Finally, we review a district court's decision to grant or deny a lesser included offense under an abuse of discretion standard. Bellcourt, 390 N.W.2d at 273. Appellant argues in his pro se supplemental brief that the district court abused its discretion and denied him a fair trial by not including an instruction on mere possession. The district court, however, reasoned that if appellant did not possess the drugs for personal use, he must have possessed them to sell. This was based on police testimony that the amounts of the drugs and evidence found at appellant's home were consistent with an individual who sold drugs and testimony from appellant's witnesses--a friend, girlfriend, and brother--that appellant did not use drugs.

Although we may have handled the matter differently, because there was a rational basis for the district court to find that it was unreasonable to give a jury instruction on the lesser included offense of possession, we conclude that the district court did not abuse its discretion. See State v. Gerring, 378 N.W.2d 94, 97 (Minn. App. 1985) (affirming district court where it refused to give an instruction on a lesser included offense because it found no probative evidence to show any offense other than criminal sexual conduct in the first degree).

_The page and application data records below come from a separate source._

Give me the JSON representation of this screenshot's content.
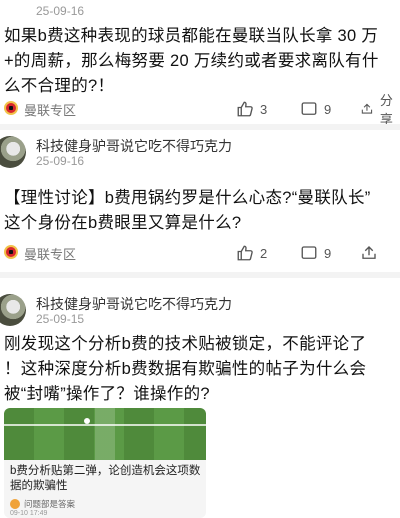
{
  "posts": [
    {
      "author": "",
      "date": "25-09-16",
      "body_lines": [
        "如果b费这种表现的球员都能在曼联当队长拿 30 万",
        "+的周薪，那么梅努要 20 万续约或者要求离队有什",
        "么不合理的?！"
      ],
      "tag": "曼联专区",
      "likes": "3",
      "comments": "9",
      "share_label": "分享"
    },
    {
      "author": "科技健身驴哥说它吃不得巧克力",
      "date": "25-09-16",
      "body_lines": [
        "【理性讨论】b费甩锅约罗是什么心态?“曼联队长”",
        "这个身份在b费眼里又算是什么?"
      ],
      "tag": "曼联专区",
      "likes": "2",
      "comments": "9",
      "share_label": ""
    },
    {
      "author": "科技健身驴哥说它吃不得巧克力",
      "date": "25-09-15",
      "body_lines": [
        "刚发现这个分析b费的技术贴被锁定，不能评论了",
        "！这种深度分析b费数据有欺骗性的帖子为什么会",
        "被“封嘴”操作了？谁操作的?"
      ],
      "card": {
        "title": "b费分析贴第二弹，论创造机会这项数据的欺骗性",
        "author": "问题部是答案",
        "date": "09-10 17:49"
      }
    }
  ],
  "colors": {
    "separator": "#f3f3f3",
    "meta_gray": "#999999",
    "club_red": "#d8262c"
  },
  "icons": [
    "club-badge-icon",
    "like-icon",
    "comment-icon",
    "share-icon"
  ]
}
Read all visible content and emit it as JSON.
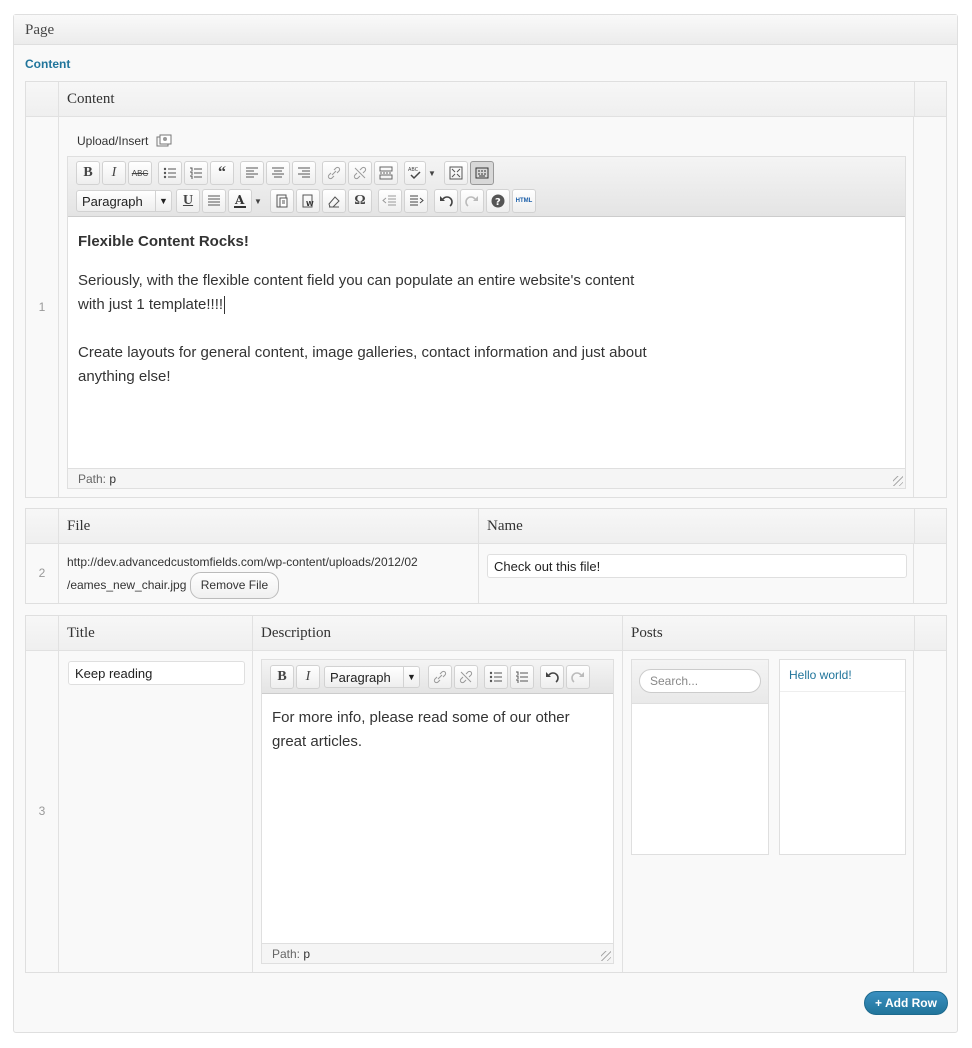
{
  "postbox": {
    "title": "Page"
  },
  "field": {
    "label": "Content"
  },
  "layout1": {
    "number": "1",
    "header": "Content",
    "upload_label": "Upload/Insert",
    "toolbar": {
      "format": "Paragraph"
    },
    "content": {
      "heading": "Flexible Content Rocks!",
      "para1_line1": "Seriously, with the flexible content field you can populate an entire website's content",
      "para1_line2": "with just 1 template!!!!",
      "para2_line1": "Create layouts for general content, image galleries, contact information and just about",
      "para2_line2": "anything else!"
    },
    "path_label": "Path:",
    "path_value": "p"
  },
  "layout2": {
    "number": "2",
    "header_file": "File",
    "header_name": "Name",
    "file_url_line1": "http://dev.advancedcustomfields.com/wp-content/uploads/2012/02",
    "file_url_line2": "/eames_new_chair.jpg",
    "remove_label": "Remove File",
    "name_value": "Check out this file!"
  },
  "layout3": {
    "number": "3",
    "header_title": "Title",
    "header_description": "Description",
    "header_posts": "Posts",
    "title_value": "Keep reading",
    "toolbar": {
      "format": "Paragraph"
    },
    "content": {
      "line1": "For more info, please read some of our other",
      "line2": "great articles."
    },
    "path_label": "Path:",
    "path_value": "p",
    "search_placeholder": "Search...",
    "selected_posts": [
      "Hello world!"
    ]
  },
  "actions": {
    "add_row": "+ Add Row"
  },
  "colors": {
    "accent": "#21759b",
    "border": "#dfdfdf"
  }
}
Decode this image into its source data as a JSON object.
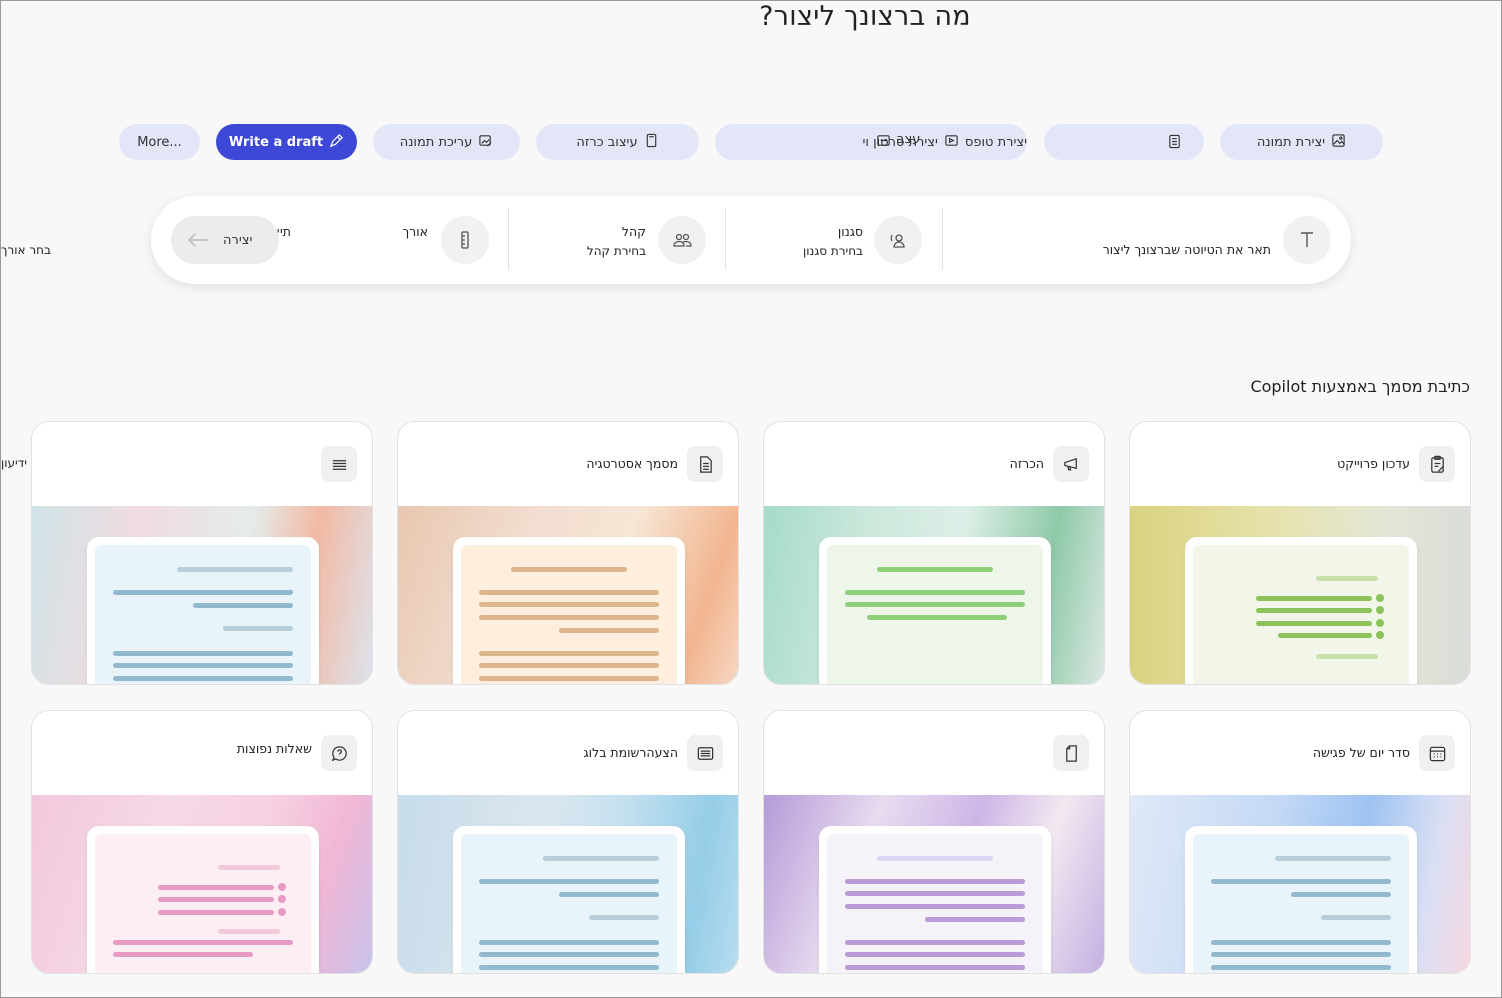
{
  "heading": "מה ברצונך ליצור?",
  "chips": [
    {
      "label": "More...",
      "icon": "more-icon"
    },
    {
      "label": "Write a draft",
      "icon": "pen-icon",
      "active": true
    },
    {
      "label": "עריכת תמונה",
      "icon": "image-edit-icon"
    },
    {
      "label": "עיצוב כרזה",
      "icon": "poster-icon"
    },
    {
      "label": "יצירת סרטון וי",
      "icon": "video-icon"
    },
    {
      "label": "יצירת טופס",
      "icon": "form-icon"
    },
    {
      "label": "עצב",
      "icon": "design-icon"
    },
    {
      "label": "יצירת תמונה",
      "icon": "image-icon"
    }
  ],
  "prompt_bar": {
    "describe_label": "תאר את הטיוטה שברצונך ליצור",
    "style_title": "סגנון",
    "style_sub": "בחירת סגנון",
    "audience_title": "קהל",
    "audience_sub": "בחירת קהל",
    "length_title": "אורך",
    "description_title": "תיאור",
    "create_label": "יצירה",
    "edge_label": "בחר אורך"
  },
  "section_title": "כתיבת מסמך באמצעות Copilot",
  "cards": [
    {
      "label": "עדכון פרוייקט",
      "icon": "clipboard-icon"
    },
    {
      "label": "הכרזה",
      "icon": "megaphone-icon"
    },
    {
      "label": "מסמך אסטרטגיה",
      "icon": "document-icon"
    },
    {
      "label": "",
      "icon": "text-lines-icon",
      "edge_label": "ידיעון"
    },
    {
      "label": "סדר יום של פגישה",
      "icon": "calendar-icon"
    },
    {
      "label": "",
      "icon": "page-icon"
    },
    {
      "label": "הצעהרשומת בלוג",
      "icon": "news-icon"
    },
    {
      "label": "שאלות נפוצות",
      "icon": "chat-question-icon"
    }
  ]
}
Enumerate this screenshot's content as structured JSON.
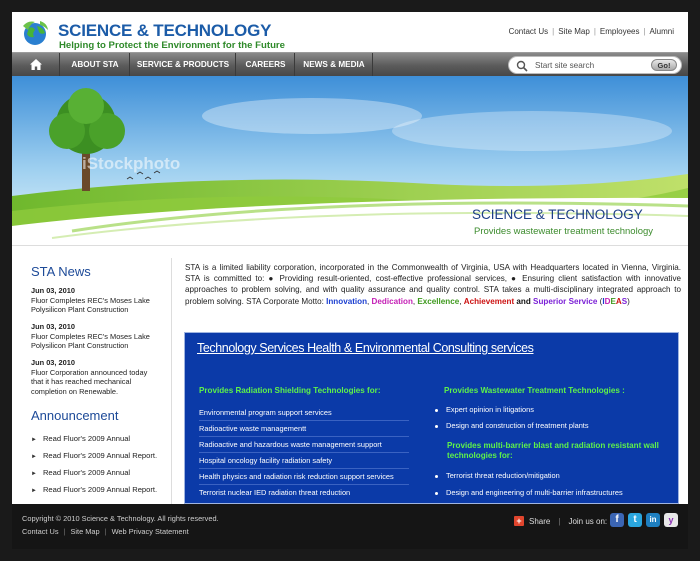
{
  "header": {
    "logo_title": "SCIENCE & TECHNOLOGY",
    "tagline": "Helping to Protect the Environment for the Future",
    "top_links": [
      "Contact Us",
      "Site Map",
      "Employees",
      "Alumni"
    ]
  },
  "nav": {
    "items": [
      "ABOUT STA",
      "SERVICE & PRODUCTS",
      "CAREERS",
      "NEWS & MEDIA"
    ],
    "search_placeholder": "Start site search",
    "go_label": "Go!"
  },
  "banner": {
    "title": "SCIENCE & TECHNOLOGY",
    "subtitle": "Provides wastewater treatment technology",
    "watermark": "iStockphoto"
  },
  "news": {
    "title": "STA News",
    "items": [
      {
        "date": "Jun 03, 2010",
        "text": "Fluor Completes REC's Moses Lake Polysilicon Plant Construction"
      },
      {
        "date": "Jun 03, 2010",
        "text": "Fluor Completes REC's Moses Lake Polysilicon Plant Construction"
      },
      {
        "date": "Jun 03, 2010",
        "text": "Fluor Corporation announced today that it has reached mechanical completion on Renewable."
      }
    ]
  },
  "announcement": {
    "title": "Announcement",
    "items": [
      "Read Fluor's 2009 Annual",
      "Read Fluor's 2009 Annual Report.",
      "Read Fluor's 2009 Annual",
      "Read Fluor's 2009 Annual Report."
    ]
  },
  "intro": {
    "text": "STA is a limited liability corporation, incorporated in the Commonwealth of Virginia, USA with Headquarters located in Vienna, Virginia. STA is committed to: ● Providing result-oriented, cost-effective professional services, ● Ensuring client satisfaction with innovative approaches to problem solving, and with quality assurance and quality control. STA takes a multi-disciplinary integrated approach to problem solving. STA Corporate Motto: ",
    "innovation": "Innovation",
    "dedication": "Dedication",
    "excellence": "Excellence",
    "achievement": "Achievement",
    "and": "and",
    "superior": "Superior Service",
    "comma": ", ",
    "open_paren": " (",
    "ideas_i": "I",
    "ideas_d": "D",
    "ideas_e": "E",
    "ideas_a": "A",
    "ideas_s": "S",
    "close_paren": ")"
  },
  "services": {
    "title": "Technology Services  Health & Environmental Consulting services",
    "left_head": "Provides Radiation Shielding Technologies for:",
    "left_items": [
      "Environmental program support services",
      "Radioactive waste managementt",
      "Radioactive and hazardous waste management support",
      "Hospital oncology facility radiation safety",
      "Health physics and radiation risk reduction support services",
      "Terrorist nuclear IED radiation threat reduction"
    ],
    "right_head": "Provides Wastewater Treatment Technologies :",
    "right_items": [
      "Expert opinion in litigations",
      "Design and construction of treatment plants"
    ],
    "right_head2": "Provides multi-barrier blast and radiation resistant wall technologies for:",
    "right_items2": [
      "Terrorist threat reduction/mitigation",
      "Design and engineering of multi-barrier infrastructures"
    ]
  },
  "footer": {
    "copyright": "Copyright © 2010 Science & Technology. All rights reserved.",
    "links": [
      "Contact Us",
      "Site Map",
      "Web Privacy Statement"
    ],
    "share": "Share",
    "join": "Join us on:",
    "social": [
      "f",
      "t",
      "in",
      "y"
    ]
  },
  "colors": {
    "brand_blue": "#1c5ca8",
    "brand_green": "#2f8a2a",
    "services_bg": "#0b3aa8",
    "services_head": "#5ef24a"
  }
}
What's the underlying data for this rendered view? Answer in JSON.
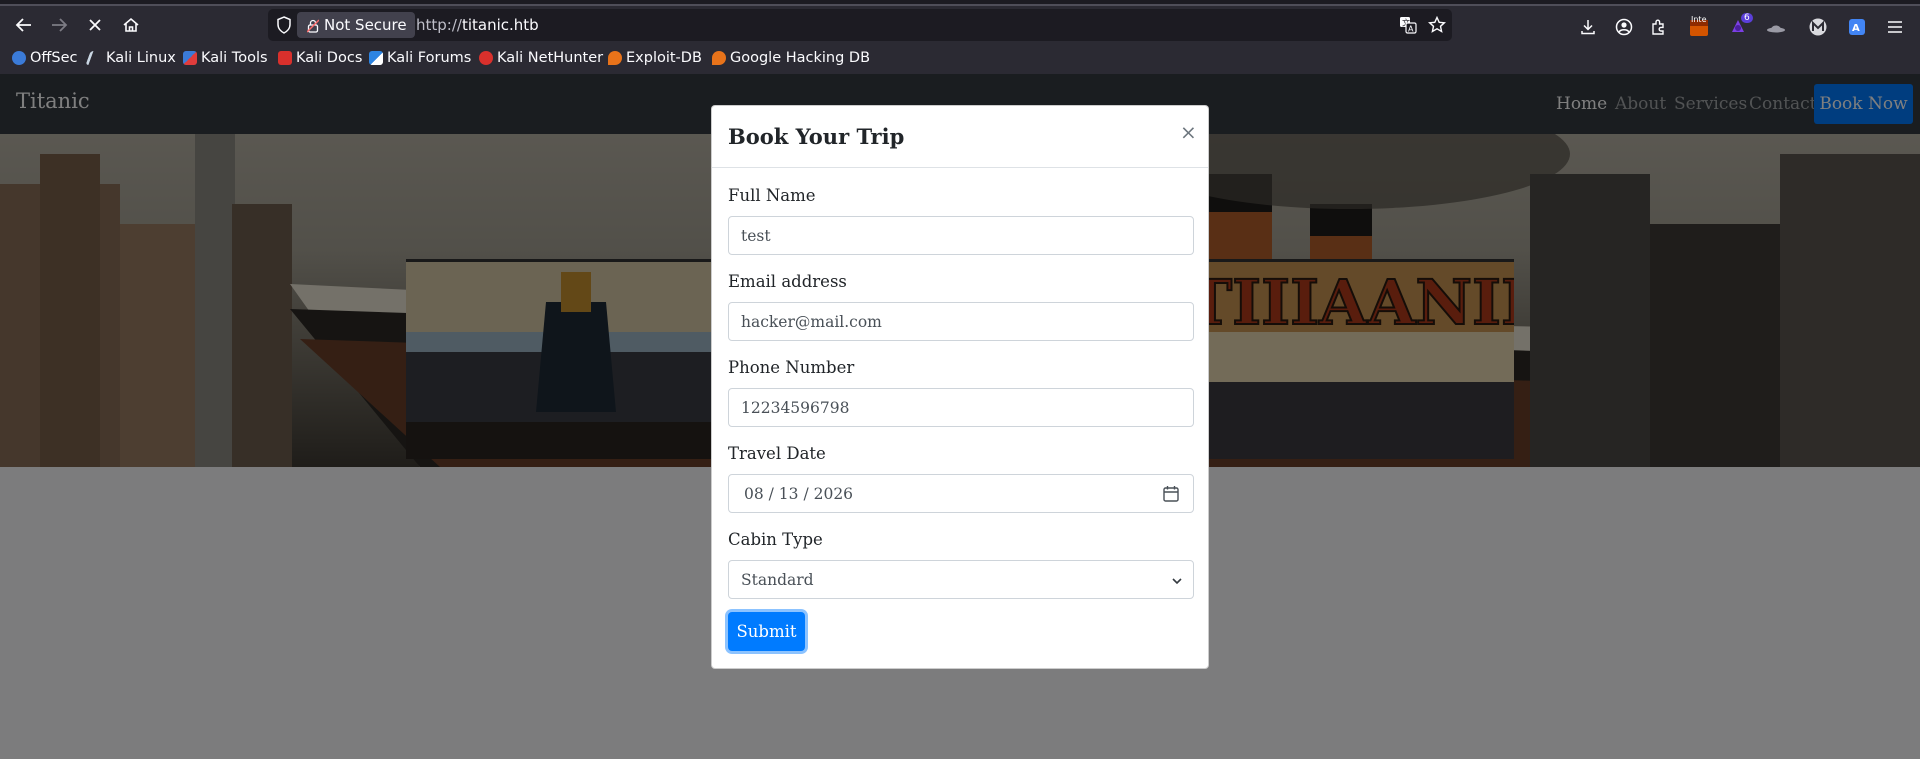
{
  "browser": {
    "url_scheme": "http://",
    "url_host": "titanic.htb",
    "not_secure_label": "Not Secure",
    "bookmarks": [
      {
        "label": "OffSec",
        "color": "#3b7bd8"
      },
      {
        "label": "Kali Linux",
        "color": "#5b9bd5"
      },
      {
        "label": "Kali Tools",
        "color": "#e03c3c"
      },
      {
        "label": "Kali Docs",
        "color": "#d9302c"
      },
      {
        "label": "Kali Forums",
        "color": "#2d84e2"
      },
      {
        "label": "Kali NetHunter",
        "color": "#d9302c"
      },
      {
        "label": "Exploit-DB",
        "color": "#e8731a"
      },
      {
        "label": "Google Hacking DB",
        "color": "#e8731a"
      }
    ],
    "extension_badge": "6",
    "extension_tag": "Inte"
  },
  "site": {
    "brand": "Titanic",
    "nav": [
      {
        "label": "Home",
        "active": true
      },
      {
        "label": "About",
        "active": false
      },
      {
        "label": "Services",
        "active": false
      },
      {
        "label": "Contact",
        "active": false
      }
    ],
    "book_now": "Book Now"
  },
  "modal": {
    "title": "Book Your Trip",
    "close_glyph": "×",
    "fields": {
      "full_name": {
        "label": "Full Name",
        "value": "test"
      },
      "email": {
        "label": "Email address",
        "value": "hacker@mail.com"
      },
      "phone": {
        "label": "Phone Number",
        "value": "12234596798"
      },
      "travel_date": {
        "label": "Travel Date",
        "value": "08 / 13 / 2026"
      },
      "cabin": {
        "label": "Cabin Type",
        "value": "Standard"
      }
    },
    "submit": "Submit"
  },
  "icons": {
    "back": "back-arrow-icon",
    "forward": "forward-arrow-icon",
    "stop": "stop-loading-icon",
    "home": "home-icon",
    "translate": "translate-icon",
    "bookmark_star": "star-icon",
    "downloads": "download-icon",
    "account": "account-icon",
    "extensions": "extensions-icon",
    "menu": "hamburger-menu-icon",
    "calendar": "calendar-icon",
    "select_chevron": "chevron-down-icon"
  },
  "colors": {
    "accent": "#007bff",
    "navbar": "#343a40",
    "browser_chrome": "#2b2a33"
  }
}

[1] Appellant argues that the jury's written question of whether the appellant was considered by law to be in possession with intent to sell conclusively shows the court's usurpation of the jury's factfinding role. Appellant further argues in his pro se supplemental brief that the court abused its discretion because it determined intent. We disagree. The jury was free to find that appellant did or did not possess with intent to sell.